sets may share elements. The probability
of the combined set A+B uses a dependent probability:
P(A+B) = P(A) P(B|A).

P(B|A) is the probability of B assuming the pre-existence of A.
P(A) and P(B) are insufficient to calculate
P(A+B) unless you assume P(B|A) = P(B), which
assumes A and B are disjoint.
(B=A implies that P(B|A)=1.)
What makes the rules of probability special?
Probability satisfy simple axioms, like transitivity,
that seem essential for a meaningful, well-behaved measure.
For example, the Kolmogorov system of probability
considers only sets, and uses four simple axioms.
From these axioms, you can derive all familiar
arithmetical operations, such as Bayes'
formulation of dependent probabilities.
You begin with a complete, closed collection of all possible sets.
The axioms are
--
o The union of all possible sets has probability one (normalization).
o As sets tend to the empty set, the probability tends to zero.
o Probabilities are non-negative.
o If A and B are disjoint sets, then P(A) + P(B) = P(A+B).
_
Fuzzy rules always violate the last axiom because they cannot
ask whether sets share elements. Fuzzy logic must then use maxima
rather than addition to avoid problems with normalization.
The fourth axiom is logically equivalent to many others.
For example, if B contains A (if B implies A),
then P(B) >= P(A).
Do you really want your system of logic to violate such a rule?
All expected rules of transitivity depend on this fourth axiom.
Why would fuzzy logic violate the rules of probability?
Because the arithmetic is simpler?
Because it appears to be "deterministic"?
The usual answer is that "it works."
It works in the sense that a non-linear system of equations
can be "trained" to produce a known set of answers from
a known set of questions. When the equations fail on
new questions, then one can argue that the equations were
not sufficiently well trained.
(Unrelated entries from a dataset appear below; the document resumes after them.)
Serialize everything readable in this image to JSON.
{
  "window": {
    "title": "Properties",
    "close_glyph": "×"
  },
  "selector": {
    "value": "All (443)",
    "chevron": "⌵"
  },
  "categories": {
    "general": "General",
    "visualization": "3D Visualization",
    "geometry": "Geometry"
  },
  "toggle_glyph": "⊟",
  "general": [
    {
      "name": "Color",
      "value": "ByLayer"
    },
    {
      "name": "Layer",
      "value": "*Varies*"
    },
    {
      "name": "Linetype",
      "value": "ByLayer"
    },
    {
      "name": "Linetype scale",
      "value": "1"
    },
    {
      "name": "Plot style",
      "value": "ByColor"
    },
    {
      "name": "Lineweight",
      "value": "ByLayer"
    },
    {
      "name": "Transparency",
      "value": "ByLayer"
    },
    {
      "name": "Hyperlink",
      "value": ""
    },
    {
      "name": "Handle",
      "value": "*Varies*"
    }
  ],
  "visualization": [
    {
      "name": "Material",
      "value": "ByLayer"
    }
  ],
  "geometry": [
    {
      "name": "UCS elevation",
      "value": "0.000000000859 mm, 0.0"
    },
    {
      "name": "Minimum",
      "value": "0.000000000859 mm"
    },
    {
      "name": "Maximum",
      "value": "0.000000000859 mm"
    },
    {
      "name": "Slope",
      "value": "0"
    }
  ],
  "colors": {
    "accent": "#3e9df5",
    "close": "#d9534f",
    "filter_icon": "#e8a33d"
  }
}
If such arguments appeal to you,
then I recommend more easily manipulated non-linear equations,
such as neural networks.
Bill Harlan, 2000